> [Activity]: From the entries that follow, pick out all lines holding "Club".
*** Records for this task ***
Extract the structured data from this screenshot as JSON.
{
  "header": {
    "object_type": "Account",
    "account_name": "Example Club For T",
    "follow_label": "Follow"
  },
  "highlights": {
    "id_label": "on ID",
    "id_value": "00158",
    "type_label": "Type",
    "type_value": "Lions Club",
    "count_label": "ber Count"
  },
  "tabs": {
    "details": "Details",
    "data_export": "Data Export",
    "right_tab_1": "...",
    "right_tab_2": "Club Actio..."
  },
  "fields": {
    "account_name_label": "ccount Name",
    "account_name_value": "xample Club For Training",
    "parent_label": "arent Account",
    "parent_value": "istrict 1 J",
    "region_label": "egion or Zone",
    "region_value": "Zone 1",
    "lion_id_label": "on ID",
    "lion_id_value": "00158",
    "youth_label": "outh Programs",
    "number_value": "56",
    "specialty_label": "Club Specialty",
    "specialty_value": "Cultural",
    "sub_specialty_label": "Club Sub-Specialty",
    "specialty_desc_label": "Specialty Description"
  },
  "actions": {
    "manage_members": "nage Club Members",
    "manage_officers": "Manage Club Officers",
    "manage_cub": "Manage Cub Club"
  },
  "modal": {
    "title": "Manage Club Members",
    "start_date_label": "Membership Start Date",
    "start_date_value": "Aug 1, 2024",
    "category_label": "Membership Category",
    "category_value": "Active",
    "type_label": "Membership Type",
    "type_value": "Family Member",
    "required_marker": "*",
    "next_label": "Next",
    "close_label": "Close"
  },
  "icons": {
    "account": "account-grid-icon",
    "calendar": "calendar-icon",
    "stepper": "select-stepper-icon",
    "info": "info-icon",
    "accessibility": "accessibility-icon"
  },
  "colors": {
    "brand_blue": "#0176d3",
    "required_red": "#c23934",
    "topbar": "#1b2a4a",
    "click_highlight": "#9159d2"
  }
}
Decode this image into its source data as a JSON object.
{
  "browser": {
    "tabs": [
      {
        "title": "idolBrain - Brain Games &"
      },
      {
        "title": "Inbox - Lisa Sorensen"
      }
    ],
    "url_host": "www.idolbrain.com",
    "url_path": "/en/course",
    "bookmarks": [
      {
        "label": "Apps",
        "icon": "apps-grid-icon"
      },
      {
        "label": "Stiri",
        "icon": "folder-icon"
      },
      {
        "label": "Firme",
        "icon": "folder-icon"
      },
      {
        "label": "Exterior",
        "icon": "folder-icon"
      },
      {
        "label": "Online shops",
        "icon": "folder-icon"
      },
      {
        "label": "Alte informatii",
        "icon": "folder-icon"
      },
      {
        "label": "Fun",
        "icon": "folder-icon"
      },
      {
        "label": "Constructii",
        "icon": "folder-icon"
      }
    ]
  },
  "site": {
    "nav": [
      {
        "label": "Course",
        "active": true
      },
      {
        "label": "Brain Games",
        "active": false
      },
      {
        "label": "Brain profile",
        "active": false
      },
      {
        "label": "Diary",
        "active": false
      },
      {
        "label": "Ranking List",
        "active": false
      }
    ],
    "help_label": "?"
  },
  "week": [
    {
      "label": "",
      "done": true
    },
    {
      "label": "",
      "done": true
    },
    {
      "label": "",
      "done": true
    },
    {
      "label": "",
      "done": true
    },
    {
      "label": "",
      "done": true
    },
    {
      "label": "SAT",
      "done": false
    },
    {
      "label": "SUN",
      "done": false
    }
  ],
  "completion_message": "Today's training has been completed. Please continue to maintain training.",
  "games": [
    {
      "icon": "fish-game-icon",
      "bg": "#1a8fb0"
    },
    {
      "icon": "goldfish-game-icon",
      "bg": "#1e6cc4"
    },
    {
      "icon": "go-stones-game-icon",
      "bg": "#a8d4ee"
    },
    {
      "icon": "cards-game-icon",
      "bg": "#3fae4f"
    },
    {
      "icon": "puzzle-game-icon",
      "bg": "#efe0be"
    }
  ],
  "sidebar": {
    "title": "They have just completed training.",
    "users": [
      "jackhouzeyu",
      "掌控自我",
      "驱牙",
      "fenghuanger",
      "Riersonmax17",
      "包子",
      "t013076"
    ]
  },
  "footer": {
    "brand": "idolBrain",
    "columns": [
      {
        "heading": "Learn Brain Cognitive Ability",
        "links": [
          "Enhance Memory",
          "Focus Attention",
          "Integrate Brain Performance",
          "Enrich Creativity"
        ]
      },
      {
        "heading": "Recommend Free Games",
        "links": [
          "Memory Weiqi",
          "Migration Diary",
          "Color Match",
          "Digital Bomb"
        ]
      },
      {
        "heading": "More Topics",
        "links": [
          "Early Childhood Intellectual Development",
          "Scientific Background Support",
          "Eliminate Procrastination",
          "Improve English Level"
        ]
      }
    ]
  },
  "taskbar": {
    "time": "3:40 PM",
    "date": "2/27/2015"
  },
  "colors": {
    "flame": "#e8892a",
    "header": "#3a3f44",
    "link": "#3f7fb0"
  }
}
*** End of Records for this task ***
> [Answer space]:
    "account_name": "Example Club For T",
    "type_value": "Lions Club",
    "right_tab_2": "Club Actio..."
    "account_name_value": "xample Club For Training",
    "specialty_label": "Club Specialty",
    "sub_specialty_label": "Club Sub-Specialty",
    "manage_members": "nage Club Members",
    "manage_officers": "Manage Club Officers",
    "manage_cub": "Manage Cub Club"
    "title": "Manage Club Members",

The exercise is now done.